that the Whitbread experienced teams will prove their metal when

the going gets rough. The boats will get hard to handle, and

experience in making decisions concerning changing sails and how

to do it, will pay off. This should be coming up right now on the

second leg, which we are 24 hours into at the time of this


What winning the first leg did confirm, is that EF Language can

play this game and can win the Race. What remains to be seen is

the amount of our deficiency in “Whitbread” conditions and can we

learn fast enough to minimize those deficiencies, and come out on

top in the final tally next May.

As we forge south right now, 50-60 knots of wind await us at 45S.

Once we get down there, we should be in for 10 days of serious

sailing in one of the greatest places on this planet to practice

the sport and one in which few sailors actually have the privilege

of going to. The waves will be in the 10 meter range, the wind in

the 50’s, the temperature around 0, and the boat speed in the

30’s. The 24 hour record for a mono-hull will be destroyed by half

of the fleet.

For those of you who know me you may be saying, “This isn’t the

Paul Cayard I remember. I thought he was smarter than that!”

Well, I guess I may have talked myself into this but actually this

is really a unique experience, one I will never forget and as a

sailor one that completes my career. There are some sacrifices,

probably the largest made by my wife and children

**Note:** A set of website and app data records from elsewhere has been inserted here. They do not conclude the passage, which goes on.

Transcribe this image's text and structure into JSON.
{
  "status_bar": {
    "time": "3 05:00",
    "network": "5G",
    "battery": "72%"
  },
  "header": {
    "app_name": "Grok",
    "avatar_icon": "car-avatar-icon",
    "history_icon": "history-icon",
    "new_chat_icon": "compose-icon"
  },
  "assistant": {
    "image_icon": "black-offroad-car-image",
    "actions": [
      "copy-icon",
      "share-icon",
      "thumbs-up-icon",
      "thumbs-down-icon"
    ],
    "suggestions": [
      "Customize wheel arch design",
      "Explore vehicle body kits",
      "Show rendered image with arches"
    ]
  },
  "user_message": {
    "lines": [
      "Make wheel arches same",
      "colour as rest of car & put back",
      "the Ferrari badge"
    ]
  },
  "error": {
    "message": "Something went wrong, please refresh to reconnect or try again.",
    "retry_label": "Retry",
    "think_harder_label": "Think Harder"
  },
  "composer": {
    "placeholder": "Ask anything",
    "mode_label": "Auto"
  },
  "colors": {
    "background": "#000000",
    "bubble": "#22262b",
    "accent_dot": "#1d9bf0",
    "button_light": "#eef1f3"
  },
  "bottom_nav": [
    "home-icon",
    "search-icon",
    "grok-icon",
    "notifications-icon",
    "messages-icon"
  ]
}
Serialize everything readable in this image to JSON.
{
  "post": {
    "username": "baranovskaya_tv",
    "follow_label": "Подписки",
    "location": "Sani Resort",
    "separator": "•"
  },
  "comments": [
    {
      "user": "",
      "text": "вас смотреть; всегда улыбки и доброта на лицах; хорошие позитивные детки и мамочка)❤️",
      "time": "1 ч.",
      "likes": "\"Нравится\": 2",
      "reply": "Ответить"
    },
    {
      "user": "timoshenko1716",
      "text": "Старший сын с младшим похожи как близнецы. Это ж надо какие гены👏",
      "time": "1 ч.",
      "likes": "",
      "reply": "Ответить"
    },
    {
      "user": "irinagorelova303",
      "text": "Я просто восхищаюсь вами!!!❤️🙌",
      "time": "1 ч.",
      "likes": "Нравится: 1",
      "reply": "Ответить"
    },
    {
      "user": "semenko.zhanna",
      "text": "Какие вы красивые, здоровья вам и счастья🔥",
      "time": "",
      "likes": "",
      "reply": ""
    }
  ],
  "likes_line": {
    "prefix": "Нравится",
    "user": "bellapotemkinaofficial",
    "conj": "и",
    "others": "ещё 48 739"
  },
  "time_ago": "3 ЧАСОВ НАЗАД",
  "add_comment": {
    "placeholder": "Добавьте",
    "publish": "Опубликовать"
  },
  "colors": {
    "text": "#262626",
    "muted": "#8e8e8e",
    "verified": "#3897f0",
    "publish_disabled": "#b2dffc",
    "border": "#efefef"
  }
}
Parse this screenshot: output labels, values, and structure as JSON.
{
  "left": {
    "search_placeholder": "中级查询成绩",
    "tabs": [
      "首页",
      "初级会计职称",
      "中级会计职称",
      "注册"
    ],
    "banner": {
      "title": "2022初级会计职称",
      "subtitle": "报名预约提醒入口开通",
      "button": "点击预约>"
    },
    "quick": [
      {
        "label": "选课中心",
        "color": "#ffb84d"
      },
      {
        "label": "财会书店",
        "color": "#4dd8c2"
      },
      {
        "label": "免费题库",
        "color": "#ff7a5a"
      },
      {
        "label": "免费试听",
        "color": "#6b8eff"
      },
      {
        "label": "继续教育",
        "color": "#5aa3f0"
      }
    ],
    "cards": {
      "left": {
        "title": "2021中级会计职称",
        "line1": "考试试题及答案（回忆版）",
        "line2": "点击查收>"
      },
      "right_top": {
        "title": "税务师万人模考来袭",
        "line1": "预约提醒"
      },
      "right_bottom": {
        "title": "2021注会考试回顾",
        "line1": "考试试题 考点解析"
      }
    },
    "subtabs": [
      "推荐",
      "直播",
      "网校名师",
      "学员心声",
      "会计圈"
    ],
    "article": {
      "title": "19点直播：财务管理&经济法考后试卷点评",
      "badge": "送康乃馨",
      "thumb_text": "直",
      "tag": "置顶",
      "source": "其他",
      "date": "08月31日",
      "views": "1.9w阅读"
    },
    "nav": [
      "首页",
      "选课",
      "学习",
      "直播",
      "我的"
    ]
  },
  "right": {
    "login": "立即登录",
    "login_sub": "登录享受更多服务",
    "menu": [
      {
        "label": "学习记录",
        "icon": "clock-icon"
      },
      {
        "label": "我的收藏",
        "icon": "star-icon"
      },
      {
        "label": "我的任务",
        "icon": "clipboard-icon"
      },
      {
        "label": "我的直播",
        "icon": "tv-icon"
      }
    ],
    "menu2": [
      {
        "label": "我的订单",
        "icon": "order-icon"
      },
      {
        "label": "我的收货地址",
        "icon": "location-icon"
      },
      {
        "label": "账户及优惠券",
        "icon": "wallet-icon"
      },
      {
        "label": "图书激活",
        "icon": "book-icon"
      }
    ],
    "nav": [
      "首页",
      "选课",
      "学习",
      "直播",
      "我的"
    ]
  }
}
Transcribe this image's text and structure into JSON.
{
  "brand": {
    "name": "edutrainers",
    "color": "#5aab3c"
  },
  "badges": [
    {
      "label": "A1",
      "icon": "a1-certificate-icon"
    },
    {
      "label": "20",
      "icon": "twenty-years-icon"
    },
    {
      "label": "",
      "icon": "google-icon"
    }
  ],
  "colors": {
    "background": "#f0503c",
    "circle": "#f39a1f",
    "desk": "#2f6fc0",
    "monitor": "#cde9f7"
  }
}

One week before the start of my first Whitbread and I am looking forward to it more than I was a year ago when I signed up. The sailing I have done on the boats this last year has been nothing short of some of the best sailing I have ever done. The boats are quite possibly the best big boat in the world, fast as a maxi upwind and fast as a sled downwind—water ballast is a great thing!

I am the new kid on the block in this arena so it will be interesting for all to see how well I can adapt to the “offshore” game. Also, I would say that I did not spend as much time as I would have liked to in preparation for this race. My previous commitment to AmericaOne was known and accepted by the EF management at the time of my hiring. Having said all that, those who know me know that I don

It is funny how your perspective changes. In preparing for the upcoming Whitbread, I will participate in the Fastnet Race with my EF Team, the last race of the Admiral

A lot of controversy has surrounded the fact that the ISAF the voted the Star out sailing

A few weeks ago, I was reflecting on things and realized that my life had suddenly taken some strange twists. Last November I had signed up to do a race that I swore many times I would never do (Whitbread) and more recently I had taken up snowboarding to be with my son and found that I liked it more than skiing. What is scary is that I have no problem finding good reason to do both. So I asked my wife if she thought I was having a mid-life crisis. She asked me if I was going out with strange women and I said no. She said I was only in the early stages of the crisis. Feeling a bit relieved, I decide to go ahead and tell her that I was thinking of the possibility of doing the Jules Verne. She then told me I needed an evaluation. I realized I better not talk about the Jules Verne for a few more months.

In January, I went to the Team EF base in Villamoura, Portugal, where I spent three weeks getting indoctrinated to the world of the Whitbread, affectionately referred to by me as, The White Bread. Those who know me know that I can

I am doing exactly what got me to where I am; broadening my horizons. While growing up in sailing, I was the one who at 18 was crewing in the Star World Championship and the 505 World Championship within 6 months. I was sailing Lasers at the same time as 6 meters. I won the Star Worlds and the Maxi Worlds in the same year.

To me, taking a step back and looking at our sport, I see a whole other side of our sport that I don